Sileo said the market comprised entrepreneurs and employees of small businesses that do not generate enough bookings to command the negotiated rates of their managed corporate counterparts. Travel is on the increase among this group, which is why it is moving online quickly and becoming so lucrative, she said.
According to PhocusWright data, the unmanaged business travel market -- both online and offline --- will be worth $36.8 billion in 2008, up from $30.7 billion in 2005. It expects 82 percent of all unmanaged business bookings to be online in 2008, compared with 68 percent in 2005.
PhocusWright said the percentage of online unmanaged business travel bookings had been rising steadily in recent years, from 9 percent of the total travel market in 2005 to 11 percent in 2006 to a projected 12 percent in 2008.
The company said the growth in unmanaged travel had been driven largely by online booking platforms, which make it easier for travelers to find bargains.
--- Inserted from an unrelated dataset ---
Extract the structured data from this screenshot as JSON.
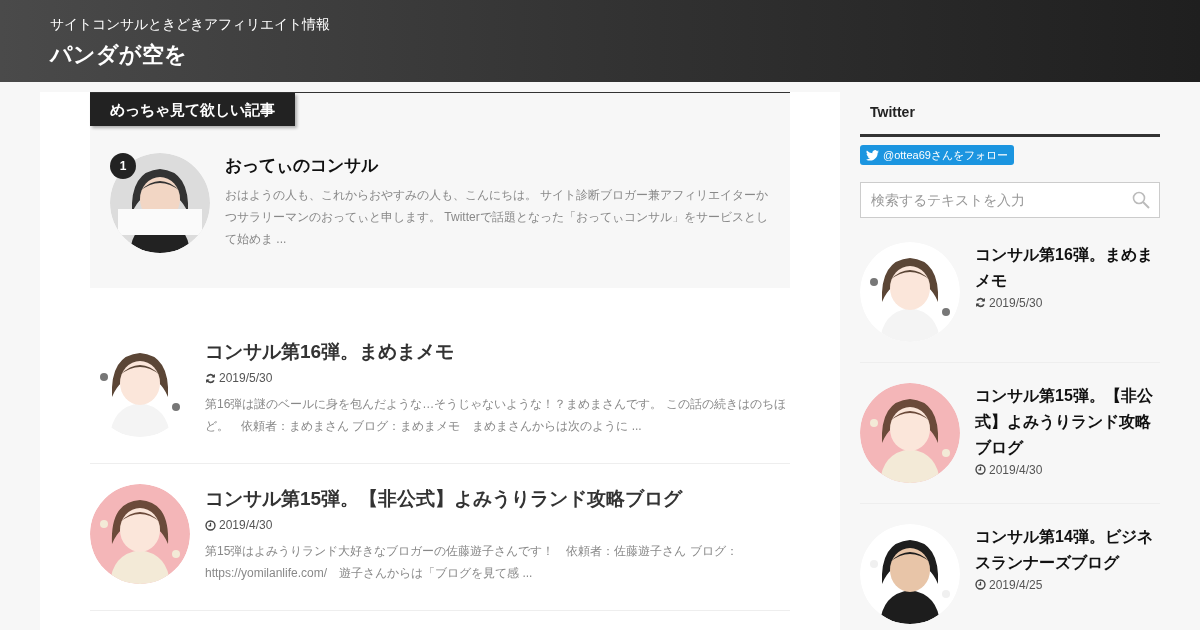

Online agencies hope to spur growth in this market even more by catering to its needs.
Expedia.com, the largest U.S. online travel agency, aggressively courts unmanaged travelers with its expedia.com/business Web page, which features tools that may be particularly useful to them.One of its most prominent features allows users to manage their various loyalty programs, such as frequent flier miles.
"Our intent is to continue to add more benefits over time," said Paul Brown, president of Expedia North America.
Brown said that while business travelers were rapidly migrating to online bookings platforms, many of them were using only Expedia´s leisure travel tools. It is important to persuade those users to try the company´s business services, he said.
By catering more specifically to the needs of unmanaged business travelers, Brown hopes to bolster brand loyalty and to lay claim to more bookings per customer.
While unmanaged business travel bookings are a significant percentage of Expedia´s business, Brown said, competition for them is fierce.
Orbitz, which is preparing to go public, also boasts several offerings for the unmanaged segment, such as its Road Warrior Web site, roadwarrior.orbitz.com, which assists users with business travel plans. For example, the site can locate "business-friendly hotels" and wireless Internet access.
Chief Marketing Officer Randy Wagner said such perks encouraged users to book more travel services on Orbitz.com.
"We want a greater share of our business travelers´ travel wallet," she said.
Travelocity said about 30 percent of its bookings were from unmanaged business travelers. The agency says its Farewatcher tool and flexible date search are especially popular with those who must book based on best price.
A Priceline.com spokesman said the company did not have a specific offering for unmanaged business travelers.
PhocusWright´s Sileo said efforts by online travel agencies to lure unmanaged business travelers had been strong, but so far no agency has found an effective way to corral the indistinct and fragmented market.
"It´s a difficult market to target and isolate," she said. "All of them have tried. They´ve all developed it. But the trick is to get people to use it."